▶ Prompt: Return all lines in the material below that contain "data".

▶ Extracted records:

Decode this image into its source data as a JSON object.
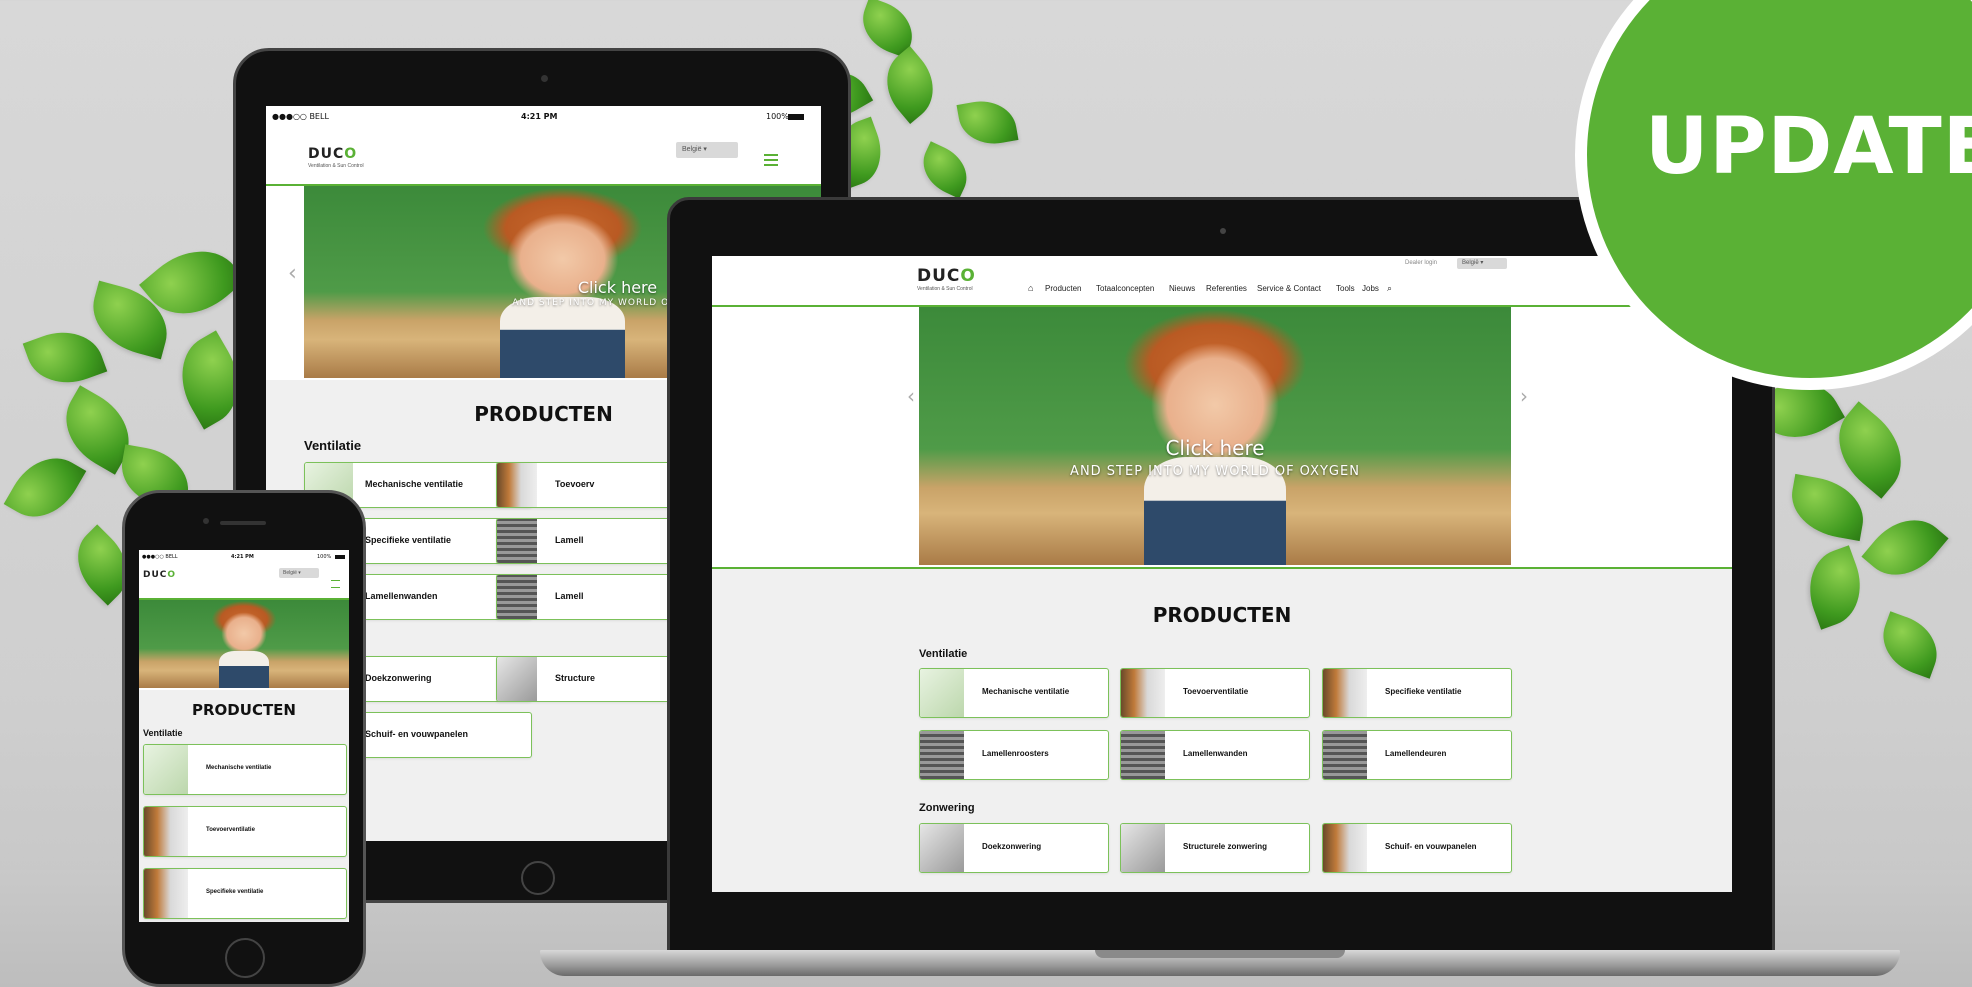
{
  "badge": {
    "text": "UPDATE !"
  },
  "brand": {
    "logo_main": "DUC",
    "logo_o": "O",
    "logo_sub": "Ventilation & Sun Control"
  },
  "status": {
    "carrier": "●●●○○ BELL",
    "time": "4:21 PM",
    "battery": "100%"
  },
  "country_select": {
    "tablet": "België",
    "phone": "België",
    "desktop": "België"
  },
  "hero": {
    "title": "Click here",
    "subtitle": "AND STEP INTO MY WORLD OF OXYGEN",
    "prev": "‹",
    "next": "›"
  },
  "desktop": {
    "dealer_login": "Dealer login",
    "nav": [
      "Producten",
      "Totaalconcepten",
      "Nieuws",
      "Referenties",
      "Service & Contact",
      "Tools",
      "Jobs"
    ],
    "home_icon": "⌂",
    "search_icon": "⌕"
  },
  "section": {
    "title": "PRODUCTEN",
    "group_ventilatie": "Ventilatie",
    "group_zonwering": "Zonwering"
  },
  "products": {
    "ventilatie": [
      "Mechanische ventilatie",
      "Toevoerventilatie",
      "Specifieke ventilatie",
      "Lamellenroosters",
      "Lamellenwanden",
      "Lamellendeuren"
    ],
    "zonwering": [
      "Doekzonwering",
      "Structurele zonwering",
      "Schuif- en vouwpanelen"
    ]
  },
  "tablet_visible": {
    "left": [
      "Mechanische ventilatie",
      "Specifieke ventilatie",
      "Lamellenwanden",
      "Doekzonwering",
      "Schuif- en vouwpanelen"
    ],
    "right": [
      "Toevoerv",
      "Lamell",
      "Lamell",
      "Structure"
    ],
    "zonwering_partial": "ng"
  },
  "phone_visible": [
    "Mechanische ventilatie",
    "Toevoerventilatie",
    "Specifieke ventilatie"
  ]
}
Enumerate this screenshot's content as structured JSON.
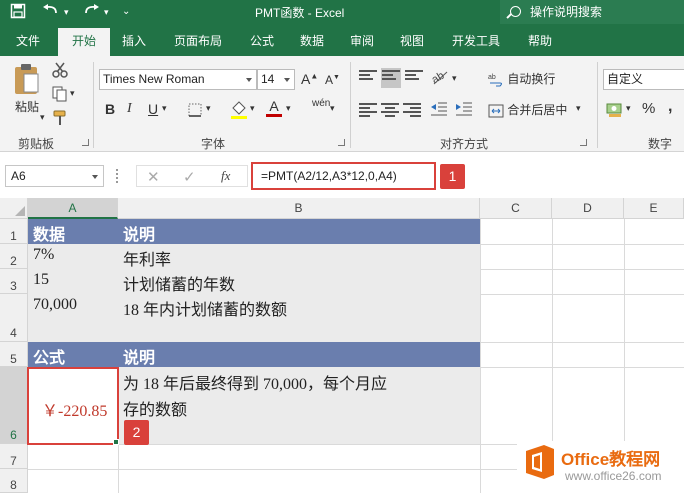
{
  "window": {
    "title": "PMT函数  -  Excel",
    "tell_me": "操作说明搜索"
  },
  "tabs": [
    "文件",
    "开始",
    "插入",
    "页面布局",
    "公式",
    "数据",
    "审阅",
    "视图",
    "开发工具",
    "帮助"
  ],
  "ribbon": {
    "paste_label": "粘贴",
    "clipboard_group": "剪贴板",
    "font_name": "Times New Roman",
    "font_size": "14",
    "font_group": "字体",
    "bold": "B",
    "italic": "I",
    "underline": "U",
    "grow_font": "A",
    "shrink_font": "A",
    "font_color_glyph": "A",
    "phonetic_glyph": "wén",
    "wrap_text": "自动换行",
    "merge_center": "合并后居中",
    "align_group": "对齐方式",
    "number_format": "自定义",
    "number_group": "数字",
    "percent": "%",
    "comma": ","
  },
  "formula_bar": {
    "name_box": "A6",
    "fx": "fx",
    "formula": "=PMT(A2/12,A3*12,0,A4)",
    "marker1": "1"
  },
  "grid": {
    "columns": [
      "A",
      "B",
      "C",
      "D",
      "E"
    ],
    "rows": [
      "1",
      "2",
      "3",
      "4",
      "5",
      "6",
      "7",
      "8"
    ],
    "cells": {
      "a1": "数据",
      "b1": "说明",
      "a2": "7%",
      "b2": "年利率",
      "a3": "15",
      "b3": "计划储蓄的年数",
      "a4": "70,000",
      "b4": "18  年内计划储蓄的数额",
      "a5": "公式",
      "b5": "说明",
      "a6": "￥-220.85",
      "b6_line1": "为  18  年后最终得到  70,000，每个月应",
      "b6_line2": "存的数额"
    },
    "marker2": "2"
  },
  "watermark": {
    "brand": "Office教程网",
    "url": "www.office26.com"
  },
  "colors": {
    "excel_green": "#217346",
    "header_band": "#6a7eae",
    "highlight_red": "#d9413b",
    "result_red": "#c0392b"
  }
}
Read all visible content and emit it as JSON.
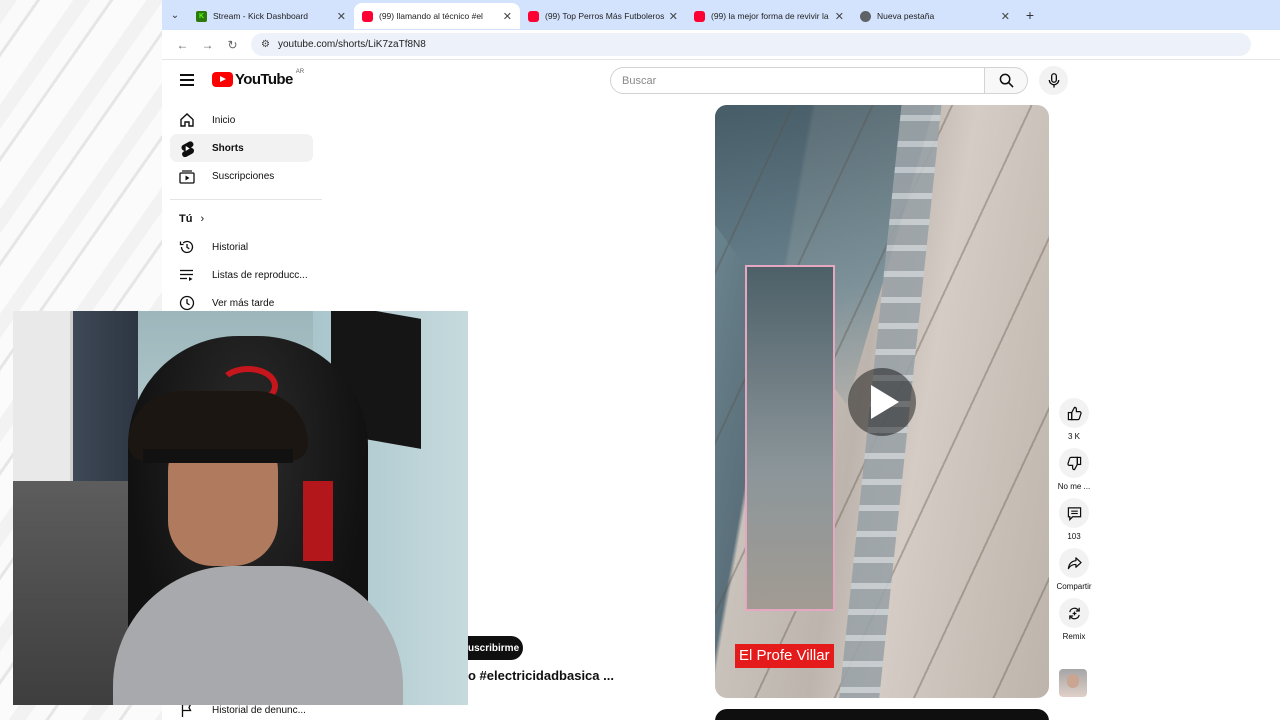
{
  "browser": {
    "tabs": [
      {
        "title": "Stream - Kick Dashboard",
        "favicon": "kick-icon",
        "active": false
      },
      {
        "title": "(99) llamando al técnico #el",
        "favicon": "youtube-icon",
        "active": true
      },
      {
        "title": "(99) Top Perros Más Futboleros",
        "favicon": "youtube-icon",
        "active": false
      },
      {
        "title": "(99) la mejor forma de revivir la",
        "favicon": "youtube-icon",
        "active": false
      },
      {
        "title": "Nueva pestaña",
        "favicon": "chrome-icon",
        "active": false
      }
    ],
    "close_glyph": "✕",
    "new_tab_glyph": "+",
    "url": "youtube.com/shorts/LiK7zaTf8N8"
  },
  "masthead": {
    "logo_text": "YouTube",
    "country_code": "AR",
    "search_placeholder": "Buscar"
  },
  "sidebar": {
    "items": [
      {
        "label": "Inicio",
        "icon": "home-icon"
      },
      {
        "label": "Shorts",
        "icon": "shorts-icon",
        "active": true
      },
      {
        "label": "Suscripciones",
        "icon": "subscriptions-icon"
      }
    ],
    "section_you": "Tú",
    "you_items": [
      {
        "label": "Historial",
        "icon": "history-icon"
      },
      {
        "label": "Listas de reproducc...",
        "icon": "playlist-icon"
      },
      {
        "label": "Ver más tarde",
        "icon": "clock-icon"
      }
    ],
    "bottom_item": "Historial de denunc..."
  },
  "short": {
    "channel_overlay": "El Profe Villar",
    "subscribe_label": "Suscribirme",
    "subscribe_visible": "uscribirme",
    "caption_visible": "o #electricidadbasica ..."
  },
  "actions": [
    {
      "icon": "like-icon",
      "label": "3 K"
    },
    {
      "icon": "dislike-icon",
      "label": "No me ..."
    },
    {
      "icon": "comment-icon",
      "label": "103"
    },
    {
      "icon": "share-icon",
      "label": "Compartir"
    },
    {
      "icon": "remix-icon",
      "label": "Remix"
    }
  ],
  "colors": {
    "tabstrip": "#d3e3fd",
    "youtube_red": "#ff0000",
    "channel_tag": "#e51a1a"
  }
}
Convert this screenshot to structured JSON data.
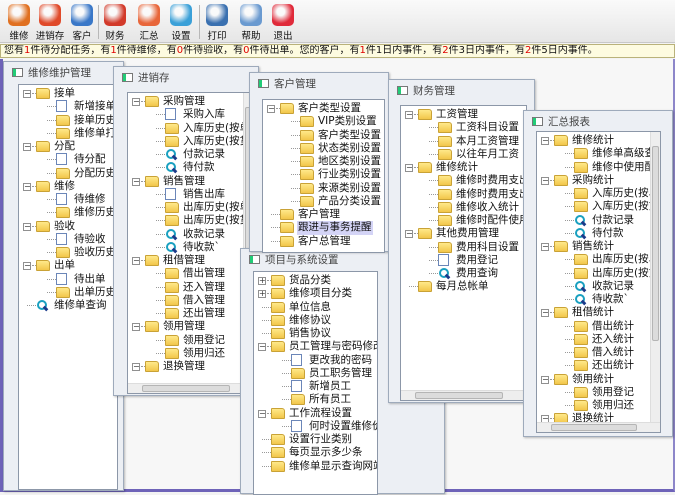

▶ Solution:
Decode this image into its source data as a JSON object.
Convert this screenshot to structured JSON data.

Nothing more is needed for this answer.